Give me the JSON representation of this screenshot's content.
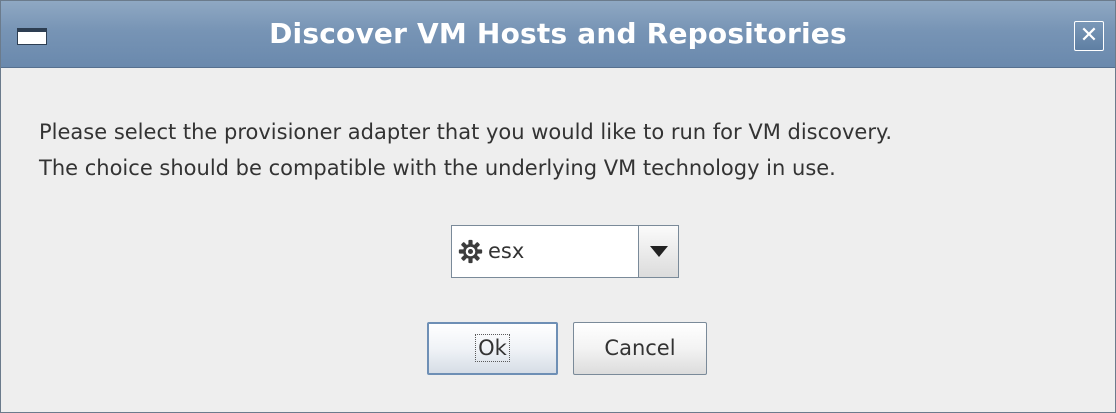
{
  "window": {
    "title": "Discover VM Hosts and Repositories",
    "icon": "window-menu-icon",
    "close_icon": "close-icon",
    "close_glyph": "✕"
  },
  "message": {
    "line1": "Please select the provisioner adapter that you would like to run for VM discovery.",
    "line2": "The choice should be compatible with the underlying VM technology in use."
  },
  "adapter_select": {
    "selected": "esx",
    "icon": "gear-icon",
    "arrow_icon": "chevron-down-icon"
  },
  "buttons": {
    "ok_label": "Ok",
    "cancel_label": "Cancel"
  }
}
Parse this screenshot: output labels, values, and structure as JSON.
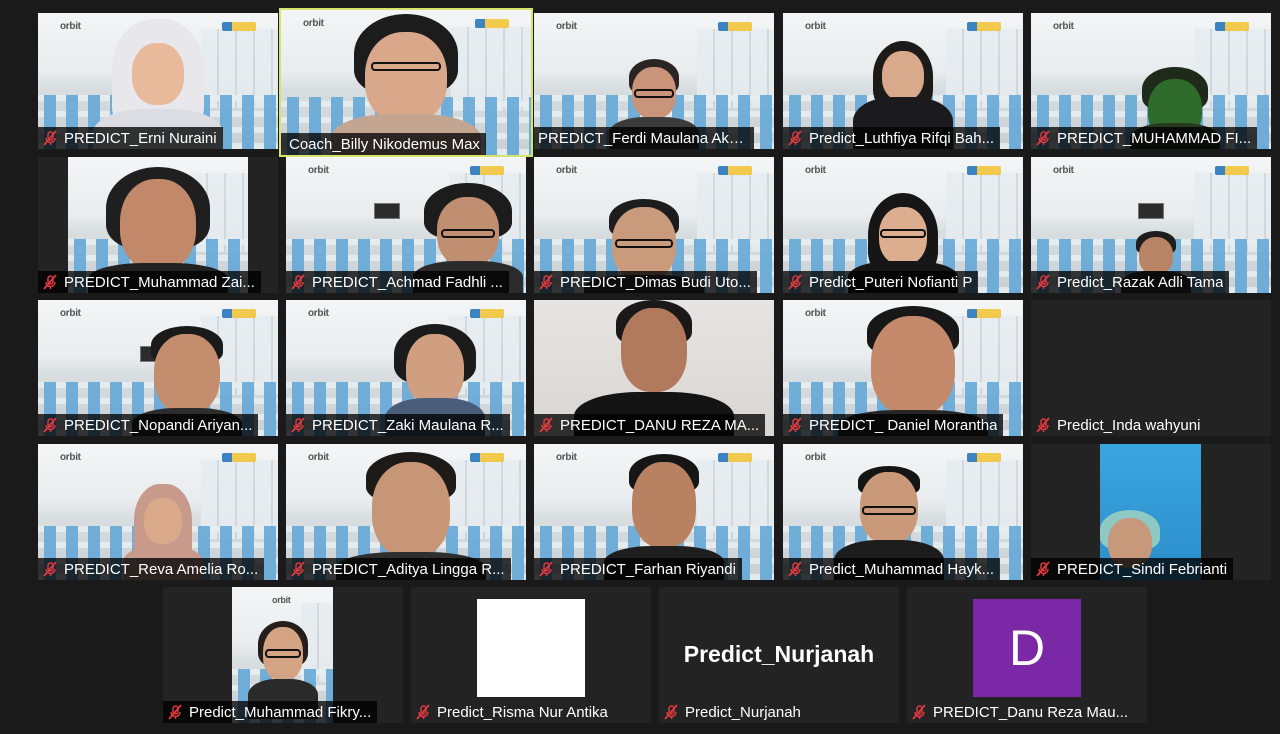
{
  "participants": [
    {
      "name": "PREDICT_Erni Nuraini"
    },
    {
      "name": "Coach_Billy Nikodemus Max"
    },
    {
      "name": "PREDICT_Ferdi Maulana Akb..."
    },
    {
      "name": "Predict_Luthfiya Rifqi Bah..."
    },
    {
      "name": "PREDICT_MUHAMMAD FI..."
    },
    {
      "name": "PREDICT_Muhammad Zai..."
    },
    {
      "name": "PREDICT_Achmad Fadhli ..."
    },
    {
      "name": "PREDICT_Dimas Budi Uto..."
    },
    {
      "name": "Predict_Puteri Nofianti P"
    },
    {
      "name": "Predict_Razak Adli Tama"
    },
    {
      "name": "PREDICT_Nopandi Ariyan..."
    },
    {
      "name": "PREDICT_Zaki Maulana R..."
    },
    {
      "name": "PREDICT_DANU REZA MA..."
    },
    {
      "name": "PREDICT_ Daniel Morantha"
    },
    {
      "name": "Predict_Inda wahyuni"
    },
    {
      "name": "PREDICT_Reva Amelia Ro..."
    },
    {
      "name": "PREDICT_Aditya Lingga R..."
    },
    {
      "name": "PREDICT_Farhan Riyandi"
    },
    {
      "name": "Predict_Muhammad Hayk..."
    },
    {
      "name": "PREDICT_Sindi Febrianti"
    },
    {
      "name": "Predict_Muhammad Fikry..."
    },
    {
      "name": "Predict_Risma Nur Antika"
    },
    {
      "name": "Predict_Nurjanah",
      "display": "Predict_Nurjanah"
    },
    {
      "name": "PREDICT_Danu Reza Mau...",
      "avatar_letter": "D"
    }
  ],
  "background_logo": "orbit",
  "icons": {
    "mic": "mic-muted-icon"
  },
  "colors": {
    "active_speaker_border": "#d7e36a",
    "mute_icon": "#e0393e",
    "avatar_purple": "#7a28a5"
  }
}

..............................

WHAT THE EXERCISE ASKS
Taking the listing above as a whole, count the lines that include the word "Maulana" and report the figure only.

ANSWER BOX
2